They call Rome the Eternal City. It’s my favourite city and it cast a spell over me the first time I visited. I tossed my coin into the Trevi Fountain on that first visit and have been back time and again.
When I was asked for some tips and things to do, Rome presents a conundrum. There is so much to do, but what are the real highlights?
As with any city in Italy, a good guidebook will cover all the major sights and attractions. These ramblings cover the things we have picked up on successive visits. The things we do in Rome when we get the chance.
A Casual Walk
The wonderful thing about Rome is that in one day it is possible to visit many of the places that make the city famous.
We stay in a hotel within sight of Piazza Barberini at the bottom of the Via Veneto – a district known for fine restaurants and great food. From here it is possible to walk west to the Trevi Fountain, The Pantheon and Piazza Navona within 30 minutes. From Piazza Navona continuing east it is only a short walk to the Tiber River with the Vatican and Castel Sant’Angelo on the other side.
Head south and you arrive at the Colosseum, the Forum and the impressive but strangely out of place Monument to Vittorio Emanuele II, together with the usual collection of dodgy modern day gladiators who arrive each morning in Fiats and who spend the day hassling tourists.
A stroll up Via Corso and you pass by a church called San Carlo al Corso, a secret gem of Rome and worth going inside for the sheer beauty of the building. Further up Via Corso you will enter Piazza Popolo with it’s Egyptian obelisk taking pride of place. And after your walk it’s time for an (expensive) drink.
Walk from here back towards Piazza Barberini and you pass the bottom of the Spanish Steps and Rome’s equivalent of Rodeo Drive with wall to wall designer shops.
Rome is full of restaurants from humble street side cafés to some of the best fine dining restaurants in Europe. The choice is immense but after sampling, if not hundreds, then certainly tens of restaurants, we have a favourite. It is mentioned elsewhere on the site, it is Ristorante Quirino. The food is superb – particularly the Spaghetti Carbonara – the service by Andrea (pronounced “Andre – a”) and the team is prompt, friendly and personal and it is easy to find. Just walk from the Trevi Fountain towards the Pantheon on Muratte Via Delle and you can’t miss it. It’s on the right, just look for the sign.
One thing that we do every time we visit is to sit in a bar called La Baita on the corner of Via Veneto and Piazza Barberini and watch the world go by. It has tables on the pavement, drinks that cost a fortune, but an evening spent sitting there “people watching” is priceless.
You can’t go to Rome without visiting the Pope. The Vatican, as we all know, is a state in its own right planted squarely in the middle of Rome. The focal point is St Peters Basilica whose Duomo towers over Rome.

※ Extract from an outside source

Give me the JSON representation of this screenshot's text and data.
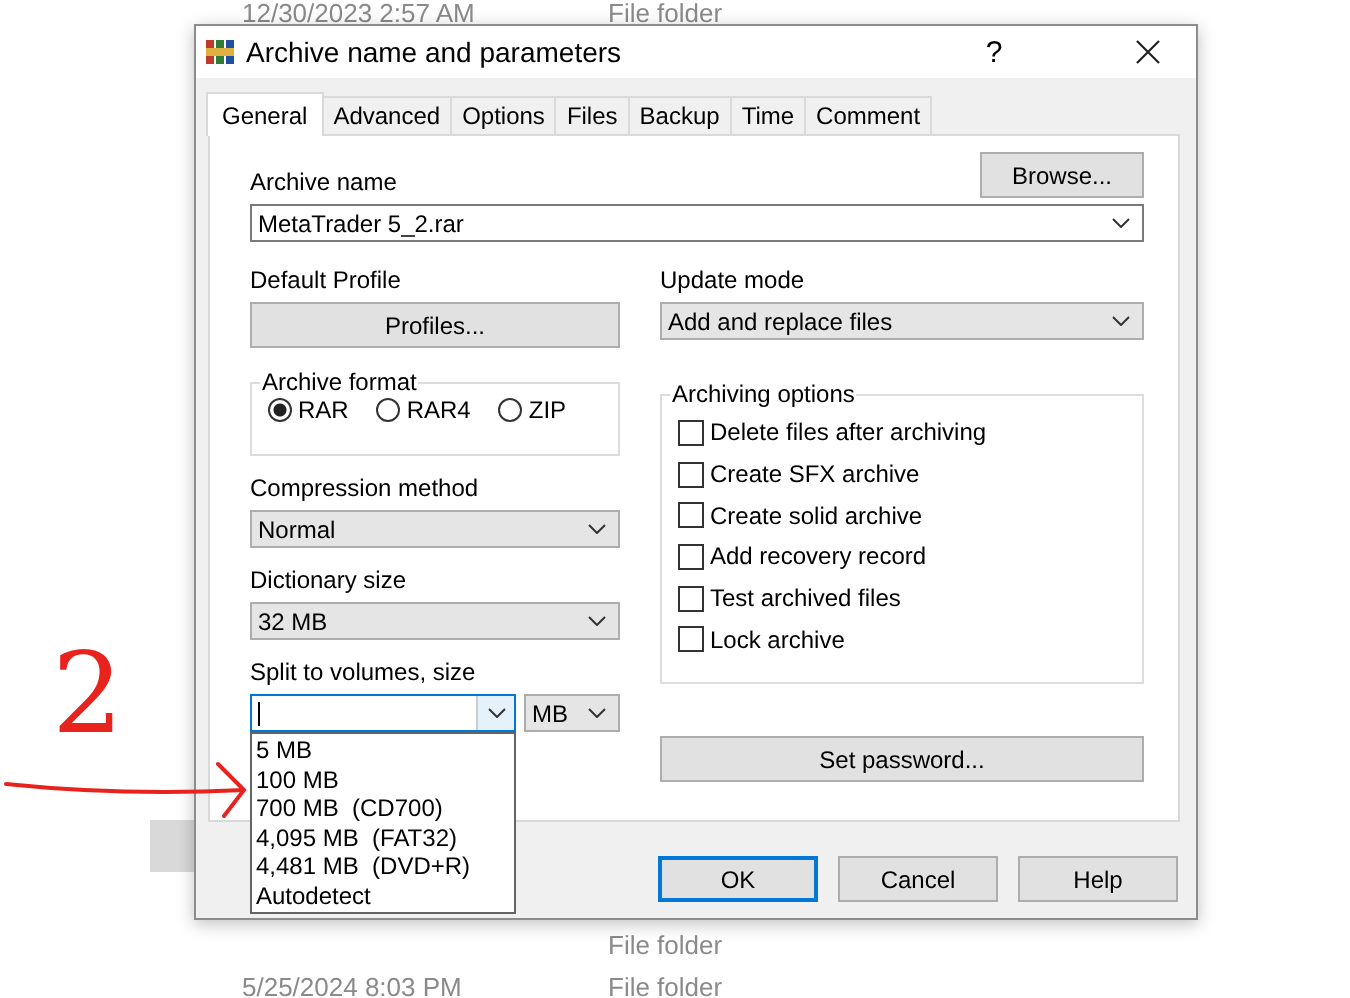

In fact no building in Rome is allowed to be higher than the top of the Duomo. This explains why Rome has never become a high rise city.
Getting to see inside St Peters is a must but unless you arrive early in the morning, it can be a long wait in the queue and in the summer heat the wait can be exhausting. But there is a smarter way to get in.
If you stand around long enough – about 2 minutes on average – a friendly local will approach you offering a guided tour. Ask about a tour of the Vatican Museum, it will cost around 30 Euro but as part of a group you get preferential entry. The Vatican Museum is a remarkable place and includes the Sistine Chapel – arguably Michelangelo’s finest work. The best part is that the tour ends in the main entrance to St Peters so you miss the wait, get to see one of the best museums in Europe, and then have as much time as you want to admire the grandure of the Basilica.
One warning, the museum is quite warm in summer so take water. You’ll need it.
If you make a triangle with the corners being Piazza Popolo, Piazza Barberini and The Pantheon, you capture some of the best shopping in Europe. Jean says it’s great and her arrival back at our hotel with armfuls of shopping bags is testament to that. There is everything from designer shops through to fashionable boutiques and prices range from bargains to prices that only the truly rich could afford.
Service is the shops can be surly (I think it’s part of the training) but try your Italian and you will find people helpful and accommodating.
Other stuff to do?
Spend a day or two in and around the Colosseum and the Roman Forum. Visit the Spanish Steps – but watch your wallet. Spend some time in the Villa Borghese gardens and simply relax.
However long you stay, there will always be more to see. Which is a great reason to return.